The project hopes to foster learning outside the classroom.
Irish will be taught through PE classes in a bid to improve school children’s confidence in learning and speaking the language.
The three-year project encourages primary and post-primary students to adopt the Irish language more naturally outside the classroom when talking and playing.
The aim of the PE as Gaeilge project is to improve school children’s competence, disposition and confidence when learning the language.
It will also support teachers to implement a Content and Language Integrated Learning (CLIL) approach to language learning.
Minister for Education and Skills Joe McHugh launched a project on Thursday.
He was joined at Maynooth University by Ireland soccer international Amber Barrett, a history and English teacher in Beneavin College in Dublin, and Ireland rugby captain Ciara Griffin, a primary teacher in CBS Tralee, along with Peter Kelly, Kildare footballer and teacher in St Patrick’s Boys School in Rathangan.

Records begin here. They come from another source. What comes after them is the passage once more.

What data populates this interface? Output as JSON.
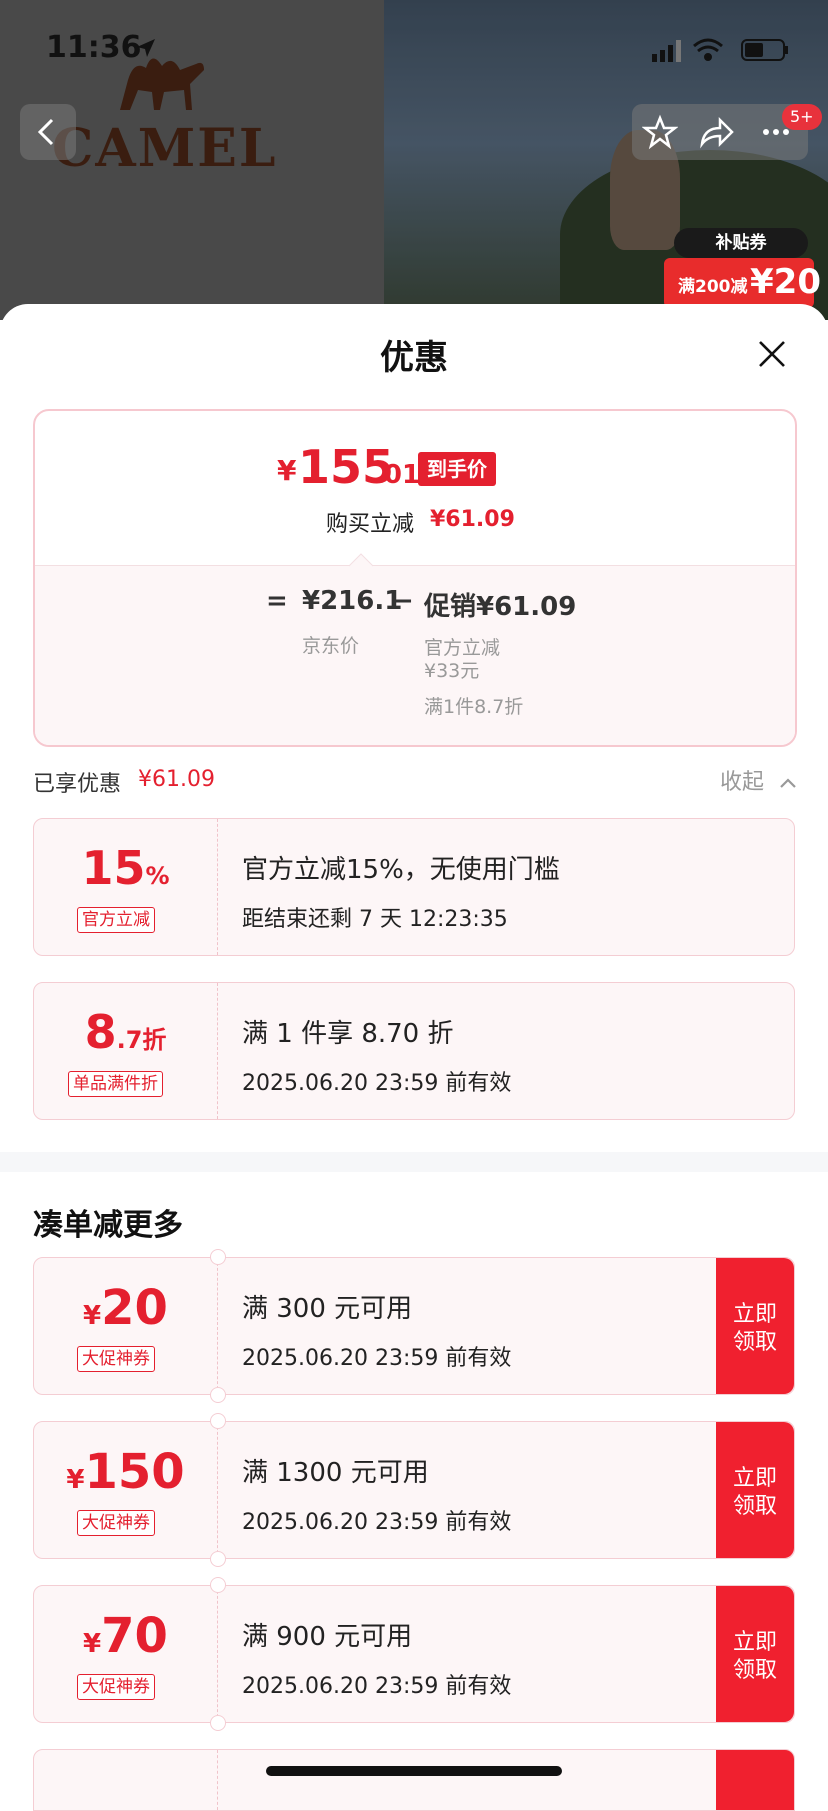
{
  "status_bar": {
    "time": "11:36"
  },
  "background": {
    "brand_text": "CAMEL",
    "header_badge": "5+",
    "subsidy_tag": "补贴券",
    "subsidy_coupon_cond": "满200减",
    "subsidy_coupon_value": "¥20"
  },
  "sheet": {
    "title": "优惠",
    "summary": {
      "yen": "¥",
      "price_int": "155",
      "price_dec": ".01",
      "price_tag": "到手价",
      "buy_reduce_label": "购买立减",
      "buy_reduce_value": "¥61.09",
      "eq": "=",
      "jd_price": "¥216.1",
      "minus": "−",
      "promo": "促销¥61.09",
      "jd_label": "京东价",
      "promo_detail_1": "官方立减",
      "promo_detail_2": "¥33元",
      "promo_detail_3": "满1件8.7折"
    },
    "enjoyed": {
      "label": "已享优惠",
      "value": "¥61.09",
      "collapse": "收起"
    },
    "applied": [
      {
        "big": "15",
        "unit": "%",
        "tag": "官方立减",
        "line1": "官方立减15%，无使用门槛",
        "line2": "距结束还剩 7 天 12:23:35"
      },
      {
        "big": "8",
        "unit": ".7折",
        "tag": "单品满件折",
        "line1": "满 1 件享 8.70 折",
        "line2": "2025.06.20 23:59 前有效"
      }
    ],
    "more_title": "凑单减更多",
    "more": [
      {
        "yen": "¥",
        "big": "20",
        "tag": "大促神券",
        "line1": "满 300 元可用",
        "line2": "2025.06.20 23:59 前有效",
        "claim_1": "立即",
        "claim_2": "领取"
      },
      {
        "yen": "¥",
        "big": "150",
        "tag": "大促神券",
        "line1": "满 1300 元可用",
        "line2": "2025.06.20 23:59 前有效",
        "claim_1": "立即",
        "claim_2": "领取"
      },
      {
        "yen": "¥",
        "big": "70",
        "tag": "大促神券",
        "line1": "满 900 元可用",
        "line2": "2025.06.20 23:59 前有效",
        "claim_1": "立即",
        "claim_2": "领取"
      }
    ]
  },
  "colors": {
    "accent": "#e4202f",
    "card_bg": "#fdf6f7",
    "card_border": "#f4cdd3"
  }
}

The PE as Gaeilge project will run as a pilot, using the CLIL methodology in primary and post-primary schools with the project expanding over the three years.
Mr McHugh said: “We must be ambitious in our approach to the language and how it is taught and endeavour to make it relevant to the next generation and instil a love of the language.

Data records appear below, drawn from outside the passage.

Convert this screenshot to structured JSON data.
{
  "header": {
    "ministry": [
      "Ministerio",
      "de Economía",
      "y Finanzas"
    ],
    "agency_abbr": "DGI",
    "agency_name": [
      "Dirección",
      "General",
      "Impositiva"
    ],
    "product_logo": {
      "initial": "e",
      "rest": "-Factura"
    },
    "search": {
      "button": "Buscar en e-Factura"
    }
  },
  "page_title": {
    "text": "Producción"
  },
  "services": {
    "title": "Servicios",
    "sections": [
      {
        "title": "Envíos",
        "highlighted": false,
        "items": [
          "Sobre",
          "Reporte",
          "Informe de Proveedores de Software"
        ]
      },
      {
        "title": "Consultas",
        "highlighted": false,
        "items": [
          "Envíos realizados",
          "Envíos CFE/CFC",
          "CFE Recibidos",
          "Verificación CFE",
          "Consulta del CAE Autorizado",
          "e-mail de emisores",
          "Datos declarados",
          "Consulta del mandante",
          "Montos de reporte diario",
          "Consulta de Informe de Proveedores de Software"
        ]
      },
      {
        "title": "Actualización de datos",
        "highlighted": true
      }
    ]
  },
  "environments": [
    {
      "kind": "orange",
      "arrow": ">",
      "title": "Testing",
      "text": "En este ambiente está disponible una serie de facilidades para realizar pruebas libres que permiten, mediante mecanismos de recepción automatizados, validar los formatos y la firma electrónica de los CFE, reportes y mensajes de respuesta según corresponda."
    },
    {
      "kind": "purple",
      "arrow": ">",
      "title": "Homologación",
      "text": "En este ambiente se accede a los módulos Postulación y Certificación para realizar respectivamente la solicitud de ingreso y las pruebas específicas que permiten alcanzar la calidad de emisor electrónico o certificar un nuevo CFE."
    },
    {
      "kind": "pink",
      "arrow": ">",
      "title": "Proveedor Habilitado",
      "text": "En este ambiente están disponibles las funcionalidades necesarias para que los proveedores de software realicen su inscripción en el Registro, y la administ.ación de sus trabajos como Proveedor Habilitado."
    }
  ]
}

“Initiatives like this will help to take learning out of the classroom, to make it as simple as possible for children to use and improve their Irish in a fun and everyday way.
“We are also combining all those other benefits that come with PE – it is good for the mind and body and wellbeing.”
As part of the launch, Mikaila Greenan and Colm Keane, who have just completed teacher education degrees at Maynooth University Froebel Department and undertook CLIL research, demonstrated PE as Gaeilge lessons with 4th class pupils of English-medium primary school Scoil San Carlo in Leixlip.
Mr McHugh said: “We hope that the project will see more and more children adopt Irish naturally when they are talking, playing and communicating in real contexts beyond the classroom.”
Tony Sweeney, from Maynooth University, said: “We welcome CLIL as a dual-focused approach in which Gaeilge is used meaningfully in the teaching and learning in quality Physical Education lessons.
“Froebel Department’s student teachers at Maynooth University have been successfully employing this approach on a cross-curricular basis during their primary school placements in recent years.”